Dataset rows describing interfaces:
__________________________________________________

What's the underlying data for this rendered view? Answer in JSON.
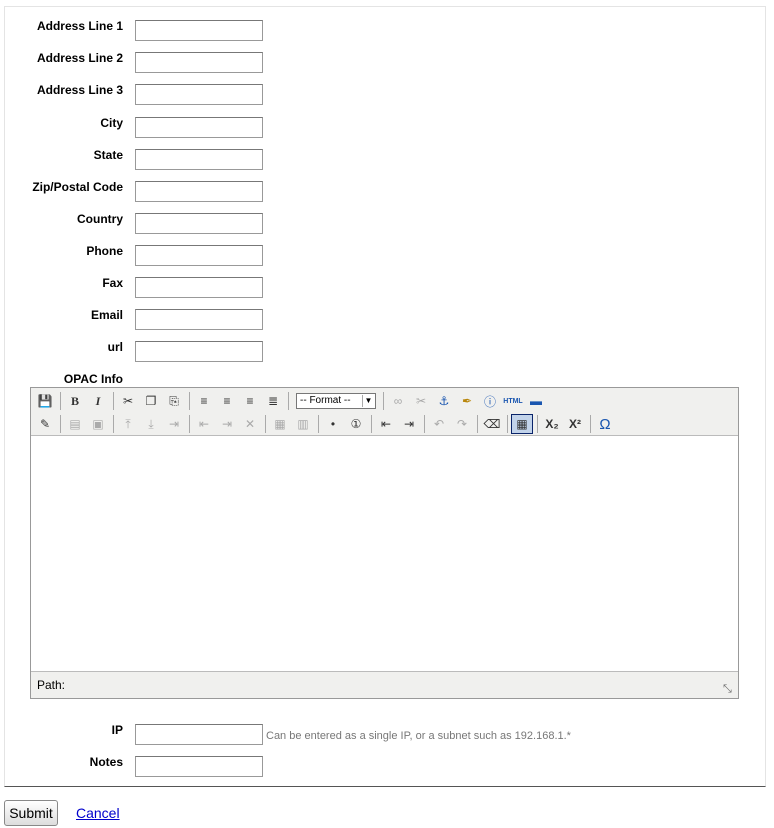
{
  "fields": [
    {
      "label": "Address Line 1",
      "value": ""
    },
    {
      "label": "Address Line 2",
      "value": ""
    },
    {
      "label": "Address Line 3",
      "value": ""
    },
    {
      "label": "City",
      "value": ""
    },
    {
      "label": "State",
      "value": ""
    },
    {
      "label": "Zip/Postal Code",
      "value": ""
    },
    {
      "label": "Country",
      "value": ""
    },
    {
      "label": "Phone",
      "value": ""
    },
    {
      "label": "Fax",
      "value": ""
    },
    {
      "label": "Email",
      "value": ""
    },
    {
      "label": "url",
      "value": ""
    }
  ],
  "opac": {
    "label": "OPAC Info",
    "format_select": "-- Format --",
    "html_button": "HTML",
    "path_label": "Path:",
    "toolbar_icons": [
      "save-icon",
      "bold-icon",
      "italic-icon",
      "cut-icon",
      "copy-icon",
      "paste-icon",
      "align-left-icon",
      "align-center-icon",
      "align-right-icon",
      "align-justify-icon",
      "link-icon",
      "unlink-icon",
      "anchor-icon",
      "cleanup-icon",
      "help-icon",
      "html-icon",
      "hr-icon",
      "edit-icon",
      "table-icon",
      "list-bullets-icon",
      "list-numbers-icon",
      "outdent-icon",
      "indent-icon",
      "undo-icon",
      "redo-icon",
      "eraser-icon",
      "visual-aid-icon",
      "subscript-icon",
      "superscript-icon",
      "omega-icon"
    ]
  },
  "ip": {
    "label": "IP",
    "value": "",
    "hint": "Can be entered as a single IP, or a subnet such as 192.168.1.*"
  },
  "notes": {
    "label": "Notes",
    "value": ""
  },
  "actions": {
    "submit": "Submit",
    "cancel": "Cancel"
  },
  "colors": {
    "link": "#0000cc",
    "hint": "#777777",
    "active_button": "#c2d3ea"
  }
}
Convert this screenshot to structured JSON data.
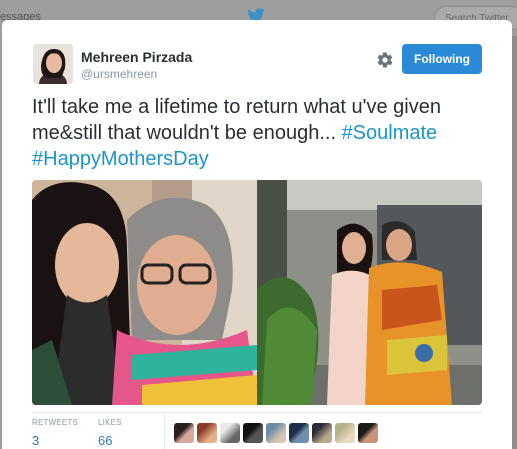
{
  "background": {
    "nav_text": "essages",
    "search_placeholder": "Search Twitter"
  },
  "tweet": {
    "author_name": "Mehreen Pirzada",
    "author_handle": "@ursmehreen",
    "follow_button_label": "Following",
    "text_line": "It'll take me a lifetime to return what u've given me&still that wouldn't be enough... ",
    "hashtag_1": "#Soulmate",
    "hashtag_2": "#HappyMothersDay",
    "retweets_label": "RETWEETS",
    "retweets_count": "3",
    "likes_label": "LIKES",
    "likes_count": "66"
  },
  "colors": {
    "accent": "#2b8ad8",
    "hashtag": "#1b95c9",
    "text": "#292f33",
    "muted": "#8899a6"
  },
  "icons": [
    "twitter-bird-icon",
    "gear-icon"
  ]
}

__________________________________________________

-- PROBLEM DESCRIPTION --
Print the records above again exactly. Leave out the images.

-- TASK RESULT --
What's the underlying data for this rendered view? Answer in JSON.
{
  "fields": [
    {
      "label": "Address Line 1",
      "value": ""
    },
    {
      "label": "Address Line 2",
      "value": ""
    },
    {
      "label": "Address Line 3",
      "value": ""
    },
    {
      "label": "City",
      "value": ""
    },
    {
      "label": "State",
      "value": ""
    },
    {
      "label": "Zip/Postal Code",
      "value": ""
    },
    {
      "label": "Country",
      "value": ""
    },
    {
      "label": "Phone",
      "value": ""
    },
    {
      "label": "Fax",
      "value": ""
    },
    {
      "label": "Email",
      "value": ""
    },
    {
      "label": "url",
      "value": ""
    }
  ],
  "opac": {
    "label": "OPAC Info",
    "format_select": "-- Format --",
    "html_button": "HTML",
    "path_label": "Path:",
    "toolbar_icons": [
      "save-icon",
      "bold-icon",
      "italic-icon",
      "cut-icon",
      "copy-icon",
      "paste-icon",
      "align-left-icon",
      "align-center-icon",
      "align-right-icon",
      "align-justify-icon",
      "link-icon",
      "unlink-icon",
      "anchor-icon",
      "cleanup-icon",
      "help-icon",
      "html-icon",
      "hr-icon",
      "edit-icon",
      "table-icon",
      "list-bullets-icon",
      "list-numbers-icon",
      "outdent-icon",
      "indent-icon",
      "undo-icon",
      "redo-icon",
      "eraser-icon",
      "visual-aid-icon",
      "subscript-icon",
      "superscript-icon",
      "omega-icon"
    ]
  },
  "ip": {
    "label": "IP",
    "value": "",
    "hint": "Can be entered as a single IP, or a subnet such as 192.168.1.*"
  },
  "notes": {
    "label": "Notes",
    "value": ""
  },
  "actions": {
    "submit": "Submit",
    "cancel": "Cancel"
  },
  "colors": {
    "link": "#0000cc",
    "hint": "#777777",
    "active_button": "#c2d3ea"
  }
}
Convert this screenshot to structured JSON data.
{
  "background": {
    "nav_text": "essages",
    "search_placeholder": "Search Twitter"
  },
  "tweet": {
    "author_name": "Mehreen Pirzada",
    "author_handle": "@ursmehreen",
    "follow_button_label": "Following",
    "text_line": "It'll take me a lifetime to return what u've given me&still that wouldn't be enough... ",
    "hashtag_1": "#Soulmate",
    "hashtag_2": "#HappyMothersDay",
    "retweets_label": "RETWEETS",
    "retweets_count": "3",
    "likes_label": "LIKES",
    "likes_count": "66"
  },
  "colors": {
    "accent": "#2b8ad8",
    "hashtag": "#1b95c9",
    "text": "#292f33",
    "muted": "#8899a6"
  },
  "icons": [
    "twitter-bird-icon",
    "gear-icon"
  ]
}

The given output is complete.